→ Work instructions:
For the material below, please count the lines containing "Đặng". Reply with the count alone.

→ Data records:
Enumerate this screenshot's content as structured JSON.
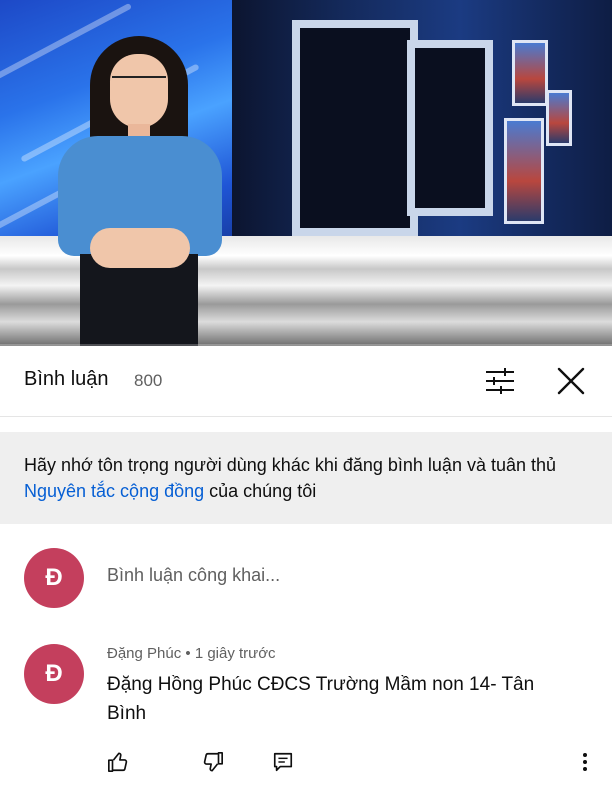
{
  "video": {
    "progress_fraction": 0.0
  },
  "comments_panel": {
    "title": "Bình luận",
    "count": "800",
    "filter_icon": "sliders-icon",
    "close_icon": "close-icon"
  },
  "notice": {
    "text_before": "Hãy nhớ tôn trọng người dùng khác khi đăng bình luận và tuân thủ ",
    "link_text": "Nguyên tắc cộng đồng",
    "text_after": " của chúng tôi"
  },
  "composer": {
    "avatar_letter": "Đ",
    "placeholder": "Bình luận công khai..."
  },
  "comment": {
    "avatar_letter": "Đ",
    "author": "Đặng Phúc",
    "separator": " • ",
    "time": "1 giây trước",
    "text": "Đặng Hồng Phúc CĐCS Trường Mầm non 14- Tân Bình",
    "actions": {
      "like_icon": "thumbs-up-icon",
      "dislike_icon": "thumbs-down-icon",
      "reply_icon": "reply-icon",
      "more_icon": "more-vertical-icon"
    }
  },
  "colors": {
    "avatar_bg": "#c43f5d",
    "link": "#065fd4",
    "notice_bg": "#efefef"
  }
}
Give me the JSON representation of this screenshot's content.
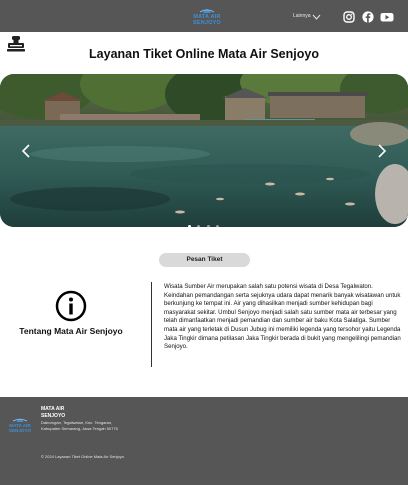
{
  "header": {
    "brand_line1": "MATA AIR",
    "brand_line2": "SENJOYO",
    "language_label": "Lainnya",
    "social_icons": [
      "instagram-icon",
      "facebook-icon",
      "youtube-icon"
    ]
  },
  "page": {
    "title": "Layanan Tiket Online Mata Air Senjoyo"
  },
  "carousel": {
    "slide_count": 4,
    "active_slide": 1
  },
  "order_button": {
    "label": "Pesan Tiket"
  },
  "about": {
    "title": "Tentang Mata Air Senjoyo",
    "body": "Wisata Sumber Air merupakan salah satu potensi wisata di Desa Tegalwaton. Keindahan pemandangan serta sejuknya udara dapat menarik banyak wisatawan untuk berkunjung ke tempat ini. Air yang dihasilkan menjadi sumber kehidupan bagi masyarakat sekitar. Umbul Senjoyo menjadi salah satu sumber mata air terbesar yang telah dimanfaatkan menjadi pemandian dan sumber air baku Kota Salatiga. Sumber mata air yang terletak di Dusun Jubug ini memiliki legenda yang tersohor yaitu Legenda Jaka Tingkir dimana petilasan Jaka Tingkir berada di bukit yang mengelilingi pemandian Senjoyo."
  },
  "footer": {
    "logo_line1": "MATA AIR",
    "logo_line2": "SENJOYO",
    "name_line1": "MATA AIR",
    "name_line2": "SENJOYO",
    "address": "Daborngan, Tegalwaton, Kec. Tengaran, Kabupaten Semarang, Jawa Tengah 50775",
    "copyright": "© 2024 Layanan Tiket Online Mata Air Senjoyo"
  },
  "colors": {
    "bar": "#565656",
    "brand_blue": "#3f8fd6",
    "button": "#d9d9d9"
  }
}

→ Task result:
2